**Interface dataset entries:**
------------

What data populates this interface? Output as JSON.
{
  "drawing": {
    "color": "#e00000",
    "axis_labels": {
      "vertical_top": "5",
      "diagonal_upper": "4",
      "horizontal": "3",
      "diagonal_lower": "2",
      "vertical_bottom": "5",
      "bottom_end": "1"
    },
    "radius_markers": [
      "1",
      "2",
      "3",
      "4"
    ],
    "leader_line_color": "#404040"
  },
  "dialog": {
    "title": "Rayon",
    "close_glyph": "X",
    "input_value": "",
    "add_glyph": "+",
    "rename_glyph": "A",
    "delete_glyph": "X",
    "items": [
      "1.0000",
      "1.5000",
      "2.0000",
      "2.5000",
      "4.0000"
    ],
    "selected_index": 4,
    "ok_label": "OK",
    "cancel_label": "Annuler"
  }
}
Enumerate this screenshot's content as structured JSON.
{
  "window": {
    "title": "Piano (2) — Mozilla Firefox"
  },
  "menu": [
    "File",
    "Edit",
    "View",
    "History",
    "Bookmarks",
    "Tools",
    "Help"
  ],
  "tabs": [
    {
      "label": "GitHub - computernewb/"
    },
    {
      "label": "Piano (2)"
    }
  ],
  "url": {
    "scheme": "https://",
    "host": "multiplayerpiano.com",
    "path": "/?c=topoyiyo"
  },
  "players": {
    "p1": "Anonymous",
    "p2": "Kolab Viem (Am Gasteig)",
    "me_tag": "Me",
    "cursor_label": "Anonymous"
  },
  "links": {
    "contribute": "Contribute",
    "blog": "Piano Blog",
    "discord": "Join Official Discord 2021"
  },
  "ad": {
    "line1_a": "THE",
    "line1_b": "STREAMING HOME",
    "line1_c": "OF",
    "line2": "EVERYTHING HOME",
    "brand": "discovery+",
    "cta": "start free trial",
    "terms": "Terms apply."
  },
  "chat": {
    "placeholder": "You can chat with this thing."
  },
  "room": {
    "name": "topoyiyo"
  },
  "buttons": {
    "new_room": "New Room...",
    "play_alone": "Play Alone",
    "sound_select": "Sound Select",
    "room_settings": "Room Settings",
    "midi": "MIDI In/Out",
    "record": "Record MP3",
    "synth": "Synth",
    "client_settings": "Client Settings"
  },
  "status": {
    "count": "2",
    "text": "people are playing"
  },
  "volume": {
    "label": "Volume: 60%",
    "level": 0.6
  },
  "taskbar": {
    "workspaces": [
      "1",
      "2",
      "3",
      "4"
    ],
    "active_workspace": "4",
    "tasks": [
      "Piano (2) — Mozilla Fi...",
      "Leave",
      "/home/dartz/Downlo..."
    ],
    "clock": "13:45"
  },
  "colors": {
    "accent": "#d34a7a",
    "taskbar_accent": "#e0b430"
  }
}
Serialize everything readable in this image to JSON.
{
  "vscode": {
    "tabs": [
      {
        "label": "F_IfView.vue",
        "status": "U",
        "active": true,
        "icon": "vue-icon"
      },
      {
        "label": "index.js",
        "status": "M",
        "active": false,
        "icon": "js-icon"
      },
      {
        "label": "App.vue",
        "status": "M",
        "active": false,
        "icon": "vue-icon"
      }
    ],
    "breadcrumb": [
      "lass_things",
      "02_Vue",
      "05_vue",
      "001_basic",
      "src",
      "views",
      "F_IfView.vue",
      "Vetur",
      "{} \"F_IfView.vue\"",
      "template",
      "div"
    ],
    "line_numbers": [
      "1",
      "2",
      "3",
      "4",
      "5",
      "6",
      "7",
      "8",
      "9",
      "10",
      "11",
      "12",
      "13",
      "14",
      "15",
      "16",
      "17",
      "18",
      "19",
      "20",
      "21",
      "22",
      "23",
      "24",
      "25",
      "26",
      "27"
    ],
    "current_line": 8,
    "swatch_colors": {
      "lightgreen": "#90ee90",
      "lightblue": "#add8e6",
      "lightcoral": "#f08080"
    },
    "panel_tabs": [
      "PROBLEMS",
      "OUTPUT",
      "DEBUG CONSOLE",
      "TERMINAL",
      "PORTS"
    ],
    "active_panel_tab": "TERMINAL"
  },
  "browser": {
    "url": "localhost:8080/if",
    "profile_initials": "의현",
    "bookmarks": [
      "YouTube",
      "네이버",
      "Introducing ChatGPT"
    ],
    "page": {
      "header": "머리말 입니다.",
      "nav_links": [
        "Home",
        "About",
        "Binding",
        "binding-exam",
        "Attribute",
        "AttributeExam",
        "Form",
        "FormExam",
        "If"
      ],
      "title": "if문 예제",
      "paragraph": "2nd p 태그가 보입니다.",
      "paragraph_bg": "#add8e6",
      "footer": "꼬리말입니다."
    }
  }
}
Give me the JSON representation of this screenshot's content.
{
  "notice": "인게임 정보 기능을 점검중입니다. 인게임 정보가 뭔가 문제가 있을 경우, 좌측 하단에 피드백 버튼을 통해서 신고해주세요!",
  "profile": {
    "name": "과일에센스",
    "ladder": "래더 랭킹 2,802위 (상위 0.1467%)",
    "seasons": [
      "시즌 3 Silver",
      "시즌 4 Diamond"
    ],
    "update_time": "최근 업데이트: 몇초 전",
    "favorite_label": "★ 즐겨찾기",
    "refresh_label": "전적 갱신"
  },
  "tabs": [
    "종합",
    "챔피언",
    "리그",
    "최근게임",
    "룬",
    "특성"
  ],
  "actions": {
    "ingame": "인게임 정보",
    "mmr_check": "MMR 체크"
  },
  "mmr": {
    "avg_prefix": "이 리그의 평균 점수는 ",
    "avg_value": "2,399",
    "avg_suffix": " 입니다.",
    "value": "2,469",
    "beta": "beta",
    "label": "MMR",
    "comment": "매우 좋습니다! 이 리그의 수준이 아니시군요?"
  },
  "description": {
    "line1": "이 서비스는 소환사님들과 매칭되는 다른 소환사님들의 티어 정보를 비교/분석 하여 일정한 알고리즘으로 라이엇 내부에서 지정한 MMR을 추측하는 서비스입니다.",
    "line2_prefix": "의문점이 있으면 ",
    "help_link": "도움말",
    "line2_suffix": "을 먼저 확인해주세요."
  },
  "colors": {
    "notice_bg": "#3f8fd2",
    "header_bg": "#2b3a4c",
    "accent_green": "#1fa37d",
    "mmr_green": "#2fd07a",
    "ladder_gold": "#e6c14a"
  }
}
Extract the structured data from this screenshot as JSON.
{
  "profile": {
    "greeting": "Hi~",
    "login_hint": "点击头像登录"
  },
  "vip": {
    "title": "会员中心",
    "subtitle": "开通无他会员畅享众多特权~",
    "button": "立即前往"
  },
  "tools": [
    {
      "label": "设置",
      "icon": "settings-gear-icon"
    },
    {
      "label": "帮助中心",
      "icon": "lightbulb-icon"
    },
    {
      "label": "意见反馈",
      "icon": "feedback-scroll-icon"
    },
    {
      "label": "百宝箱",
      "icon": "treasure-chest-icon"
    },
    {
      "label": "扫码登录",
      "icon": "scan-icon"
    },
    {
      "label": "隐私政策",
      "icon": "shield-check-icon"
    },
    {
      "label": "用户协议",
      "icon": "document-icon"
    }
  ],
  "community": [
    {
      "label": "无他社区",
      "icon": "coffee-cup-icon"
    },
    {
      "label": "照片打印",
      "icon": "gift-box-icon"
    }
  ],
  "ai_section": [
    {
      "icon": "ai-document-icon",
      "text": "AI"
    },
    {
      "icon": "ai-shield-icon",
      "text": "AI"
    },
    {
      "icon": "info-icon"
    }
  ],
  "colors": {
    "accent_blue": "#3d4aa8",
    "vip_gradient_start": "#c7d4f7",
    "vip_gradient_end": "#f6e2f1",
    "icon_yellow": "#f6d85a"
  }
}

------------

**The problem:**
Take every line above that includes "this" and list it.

**Reply:**
What data populates this interface? Output as JSON.
Enumerate this screenshot's content as structured JSON.
    "placeholder": "You can chat with this thing."
Serialize everything readable in this image to JSON.
Give me the JSON representation of this screenshot's content.
Extract the structured data from this screenshot as JSON.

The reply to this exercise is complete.